*WHAT YOU NEED TO DO*. In the material below, find each line that contains the word "name" and copy it.

▶

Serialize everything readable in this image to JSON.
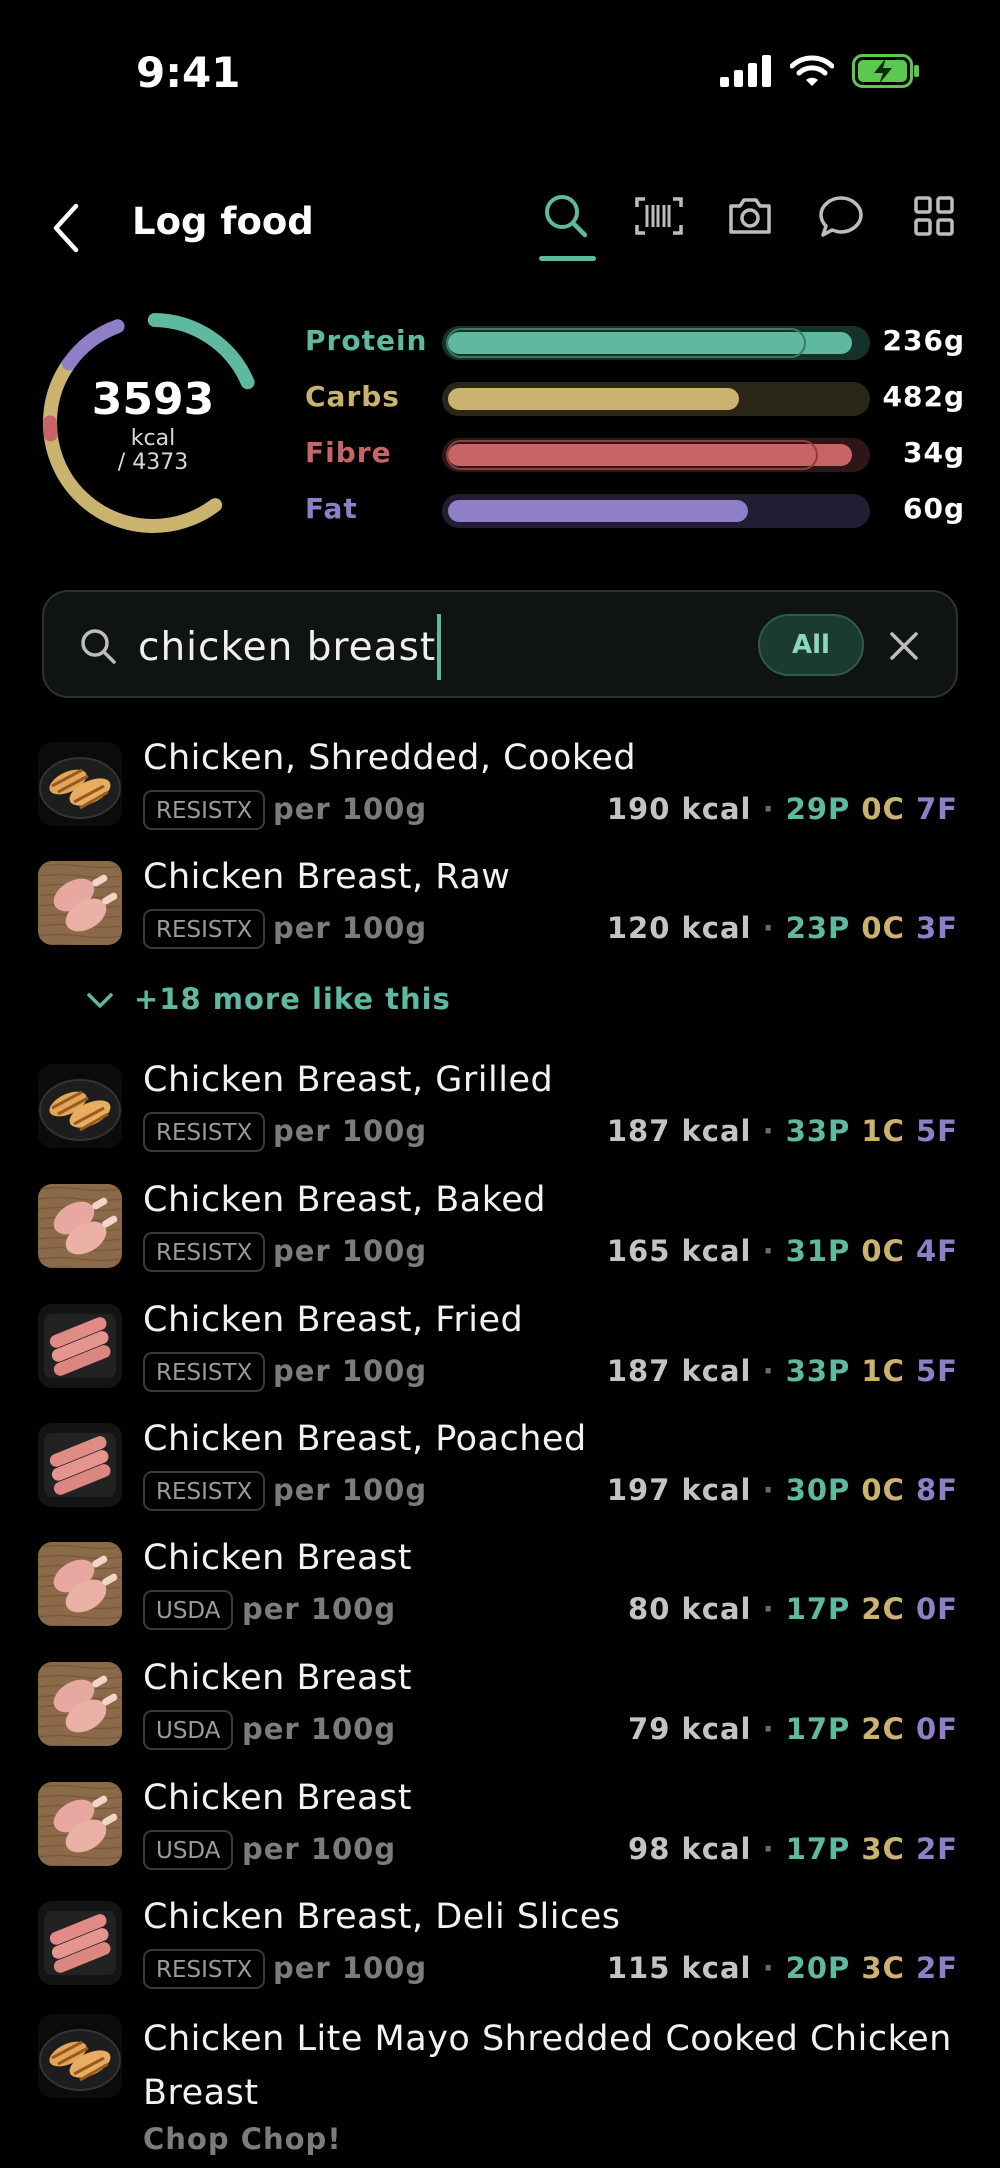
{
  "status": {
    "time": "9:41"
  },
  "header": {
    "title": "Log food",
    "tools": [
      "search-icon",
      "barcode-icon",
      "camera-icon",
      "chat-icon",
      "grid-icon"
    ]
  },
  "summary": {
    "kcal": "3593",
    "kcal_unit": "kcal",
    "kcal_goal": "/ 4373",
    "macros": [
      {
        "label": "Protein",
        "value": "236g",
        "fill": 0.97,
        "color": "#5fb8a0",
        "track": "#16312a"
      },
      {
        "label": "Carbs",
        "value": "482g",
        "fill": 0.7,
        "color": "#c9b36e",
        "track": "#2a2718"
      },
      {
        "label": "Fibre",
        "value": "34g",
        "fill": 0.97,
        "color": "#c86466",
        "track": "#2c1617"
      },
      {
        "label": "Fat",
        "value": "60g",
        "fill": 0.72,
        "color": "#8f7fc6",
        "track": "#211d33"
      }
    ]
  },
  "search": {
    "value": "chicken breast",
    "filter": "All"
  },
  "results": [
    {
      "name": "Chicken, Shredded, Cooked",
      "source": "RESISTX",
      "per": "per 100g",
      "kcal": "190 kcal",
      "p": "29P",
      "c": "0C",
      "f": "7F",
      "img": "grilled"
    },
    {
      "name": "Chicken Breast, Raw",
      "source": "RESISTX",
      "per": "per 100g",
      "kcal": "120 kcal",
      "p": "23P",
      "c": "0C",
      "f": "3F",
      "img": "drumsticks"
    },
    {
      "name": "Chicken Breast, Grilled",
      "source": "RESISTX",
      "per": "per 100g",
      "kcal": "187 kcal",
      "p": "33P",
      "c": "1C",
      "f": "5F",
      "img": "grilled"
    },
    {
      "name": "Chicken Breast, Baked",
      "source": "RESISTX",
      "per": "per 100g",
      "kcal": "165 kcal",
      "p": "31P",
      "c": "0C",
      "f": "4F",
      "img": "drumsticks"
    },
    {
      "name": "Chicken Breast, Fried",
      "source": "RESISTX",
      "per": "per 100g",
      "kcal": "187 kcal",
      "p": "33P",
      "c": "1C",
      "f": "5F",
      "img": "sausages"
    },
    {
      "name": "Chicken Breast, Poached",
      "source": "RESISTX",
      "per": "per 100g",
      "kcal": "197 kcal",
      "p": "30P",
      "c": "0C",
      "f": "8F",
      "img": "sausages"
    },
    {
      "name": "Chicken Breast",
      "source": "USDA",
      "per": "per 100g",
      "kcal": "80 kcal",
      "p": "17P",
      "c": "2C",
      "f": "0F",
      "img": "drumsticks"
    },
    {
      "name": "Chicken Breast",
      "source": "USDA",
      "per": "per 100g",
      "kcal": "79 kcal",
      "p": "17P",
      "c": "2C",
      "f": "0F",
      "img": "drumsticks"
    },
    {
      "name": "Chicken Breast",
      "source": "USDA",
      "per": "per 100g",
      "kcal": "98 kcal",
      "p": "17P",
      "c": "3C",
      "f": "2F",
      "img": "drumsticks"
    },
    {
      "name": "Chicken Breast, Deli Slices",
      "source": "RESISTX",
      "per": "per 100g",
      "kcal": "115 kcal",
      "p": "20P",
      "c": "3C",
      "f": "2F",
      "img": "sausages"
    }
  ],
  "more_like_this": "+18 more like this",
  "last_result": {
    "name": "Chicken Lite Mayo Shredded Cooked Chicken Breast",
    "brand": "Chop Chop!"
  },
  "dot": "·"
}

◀

*RESPONSE TO THIS TASK*.
      "name": "Chicken, Shredded, Cooked",
      "name": "Chicken Breast, Raw",
      "name": "Chicken Breast, Grilled",
      "name": "Chicken Breast, Baked",
      "name": "Chicken Breast, Fried",
      "name": "Chicken Breast, Poached",
      "name": "Chicken Breast",
      "name": "Chicken Breast",
      "name": "Chicken Breast",
      "name": "Chicken Breast, Deli Slices",
    "name": "Chicken Lite Mayo Shredded Cooked Chicken Breast",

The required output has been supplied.